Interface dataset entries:
Segment Open
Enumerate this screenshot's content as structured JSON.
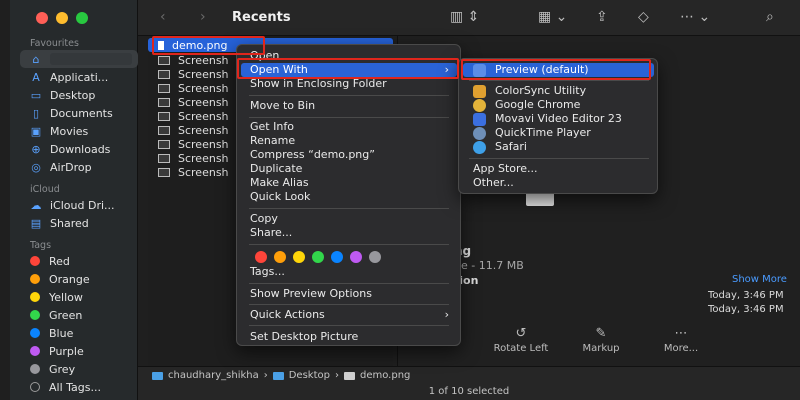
{
  "toolbar": {
    "title": "Recents",
    "icons": [
      "back-icon",
      "forward-icon",
      "view-columns-icon",
      "group-icon",
      "share-icon",
      "tag-icon",
      "more-icon",
      "search-icon"
    ]
  },
  "sidebar": {
    "favourites_label": "Favourites",
    "favourites": [
      {
        "label": "",
        "icon": "home-icon"
      },
      {
        "label": "Applicati...",
        "icon": "applications-icon"
      },
      {
        "label": "Desktop",
        "icon": "desktop-icon"
      },
      {
        "label": "Documents",
        "icon": "documents-icon"
      },
      {
        "label": "Movies",
        "icon": "movies-icon"
      },
      {
        "label": "Downloads",
        "icon": "downloads-icon"
      },
      {
        "label": "AirDrop",
        "icon": "airdrop-icon"
      }
    ],
    "icloud_label": "iCloud",
    "icloud": [
      {
        "label": "iCloud Dri...",
        "icon": "icloud-icon"
      },
      {
        "label": "Shared",
        "icon": "shared-icon"
      }
    ],
    "tags_label": "Tags",
    "tags": [
      {
        "label": "Red",
        "color": "#ff453a"
      },
      {
        "label": "Orange",
        "color": "#ff9f0a"
      },
      {
        "label": "Yellow",
        "color": "#ffd60a"
      },
      {
        "label": "Green",
        "color": "#32d74b"
      },
      {
        "label": "Blue",
        "color": "#0a84ff"
      },
      {
        "label": "Purple",
        "color": "#bf5af2"
      },
      {
        "label": "Grey",
        "color": "#98989d"
      },
      {
        "label": "All Tags...",
        "color": ""
      }
    ]
  },
  "files": [
    {
      "name": "demo.png",
      "selected": true
    },
    {
      "name": "Screensh",
      "selected": false
    },
    {
      "name": "Screensh",
      "selected": false
    },
    {
      "name": "Screensh",
      "selected": false
    },
    {
      "name": "Screensh",
      "selected": false
    },
    {
      "name": "Screensh",
      "selected": false
    },
    {
      "name": "Screensh",
      "selected": false
    },
    {
      "name": "Screensh",
      "selected": false
    },
    {
      "name": "Screensh",
      "selected": false
    },
    {
      "name": "Screensh",
      "selected": false
    }
  ],
  "context_menu": {
    "open": "Open",
    "open_with": "Open With",
    "show_in_folder": "Show in Enclosing Folder",
    "move_to_bin": "Move to Bin",
    "get_info": "Get Info",
    "rename": "Rename",
    "compress": "Compress “demo.png”",
    "duplicate": "Duplicate",
    "make_alias": "Make Alias",
    "quick_look": "Quick Look",
    "copy": "Copy",
    "share": "Share...",
    "tag_colors": [
      "#ff453a",
      "#ff9f0a",
      "#ffd60a",
      "#32d74b",
      "#0a84ff",
      "#bf5af2",
      "#98989d"
    ],
    "tags": "Tags...",
    "show_preview_options": "Show Preview Options",
    "quick_actions": "Quick Actions",
    "set_desktop_picture": "Set Desktop Picture",
    "arrow": "›"
  },
  "open_with_menu": {
    "items": [
      {
        "label": "Preview (default)",
        "color": "#5b8de8"
      },
      {
        "label": "ColorSync Utility",
        "color": "#e0a030"
      },
      {
        "label": "Google Chrome",
        "color": "#e3b33a"
      },
      {
        "label": "Movavi Video Editor 23",
        "color": "#3b6fe0"
      },
      {
        "label": "QuickTime Player",
        "color": "#6e8fb8"
      },
      {
        "label": "Safari",
        "color": "#3ea0e8"
      }
    ],
    "app_store": "App Store...",
    "other": "Other..."
  },
  "preview": {
    "name_fragment": "ng",
    "size_fragment": "ge - 11.7 MB",
    "info_fragment": "tion",
    "show_more": "Show More",
    "date1": "Today, 3:46 PM",
    "date2": "Today, 3:46 PM",
    "actions": [
      {
        "label": "Rotate Left",
        "icon": "rotate-left-icon"
      },
      {
        "label": "Markup",
        "icon": "markup-icon"
      },
      {
        "label": "More...",
        "icon": "more-icon"
      }
    ]
  },
  "pathbar": {
    "segments": [
      "chaudhary_shikha",
      "Desktop",
      "demo.png"
    ],
    "separator": "›"
  },
  "status": {
    "text": "1 of 10 selected"
  },
  "colors": {
    "accent": "#2a63d6",
    "annotation": "#e0261c",
    "close": "#ff5f57",
    "minimize": "#febc2e",
    "zoom": "#28c840"
  }
}
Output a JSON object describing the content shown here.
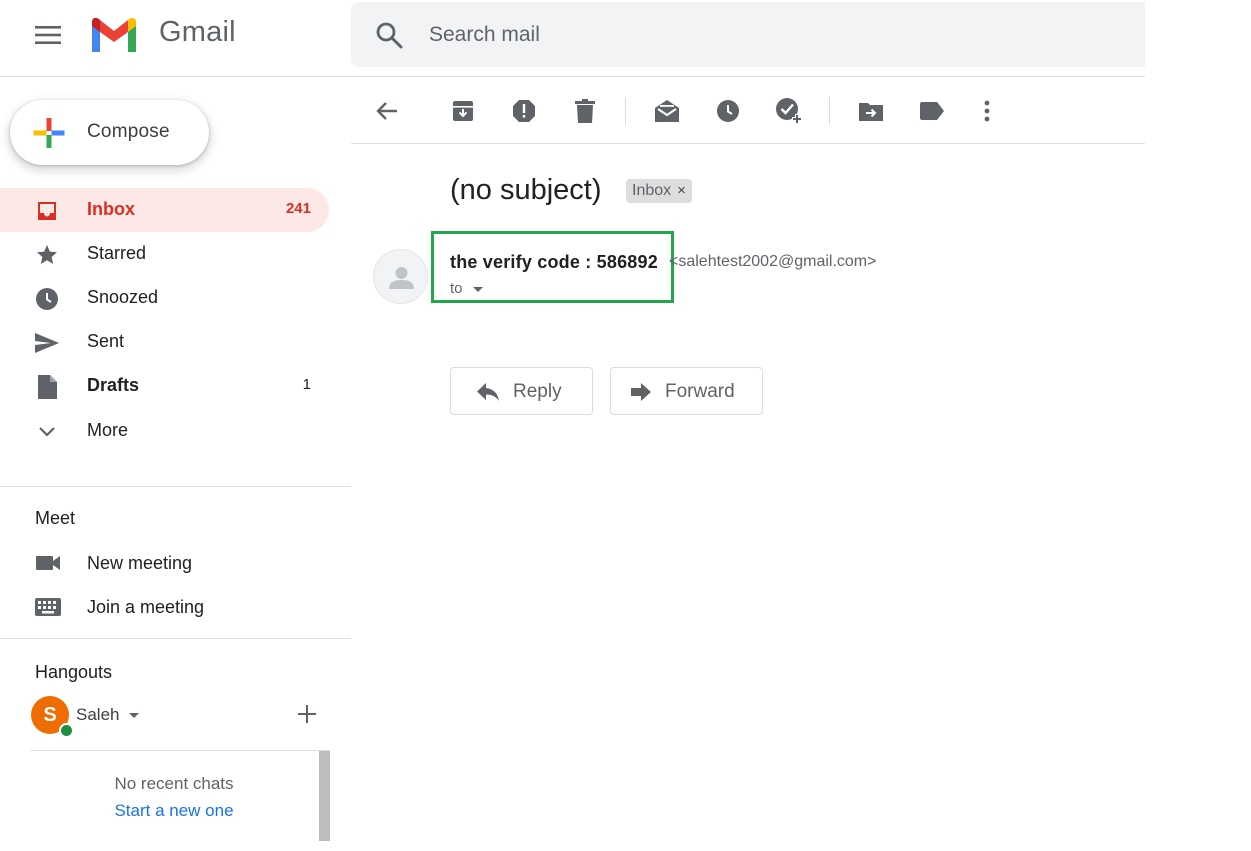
{
  "header": {
    "logo_text": "Gmail",
    "search_placeholder": "Search mail"
  },
  "sidebar": {
    "compose_label": "Compose",
    "nav": [
      {
        "label": "Inbox",
        "count": "241",
        "icon": "inbox-icon"
      },
      {
        "label": "Starred",
        "count": "",
        "icon": "star-icon"
      },
      {
        "label": "Snoozed",
        "count": "",
        "icon": "clock-icon"
      },
      {
        "label": "Sent",
        "count": "",
        "icon": "send-icon"
      },
      {
        "label": "Drafts",
        "count": "1",
        "icon": "draft-icon"
      },
      {
        "label": "More",
        "count": "",
        "icon": "chevron-down-icon"
      }
    ],
    "meet": {
      "title": "Meet",
      "items": [
        {
          "label": "New meeting",
          "icon": "video-camera-icon"
        },
        {
          "label": "Join a meeting",
          "icon": "keyboard-icon"
        }
      ]
    },
    "hangouts": {
      "title": "Hangouts",
      "user_initial": "S",
      "user_name": "Saleh",
      "no_chats": "No recent chats",
      "start_chat": "Start a new one"
    }
  },
  "toolbar": {
    "buttons": [
      "back-icon",
      "archive-icon",
      "report-spam-icon",
      "delete-icon",
      "mark-unread-icon",
      "snooze-icon",
      "add-to-tasks-icon",
      "move-to-icon",
      "label-icon",
      "more-options-icon"
    ]
  },
  "message": {
    "subject": "(no subject)",
    "chip_label": "Inbox",
    "chip_close": "×",
    "sender_name": "the verify code : 586892",
    "sender_email": "<salehtest2002@gmail.com>",
    "to_label": "to",
    "reply_label": "Reply",
    "forward_label": "Forward"
  },
  "colors": {
    "accent_red": "#d93025",
    "active_bg": "#fce8e6",
    "highlight_green": "#22a84a",
    "link_blue": "#1a73e8",
    "avatar_orange": "#ef6c00",
    "online_green": "#1e8e3e"
  }
}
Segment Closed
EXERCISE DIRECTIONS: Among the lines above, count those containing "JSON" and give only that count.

RESPONSE BELOW: 2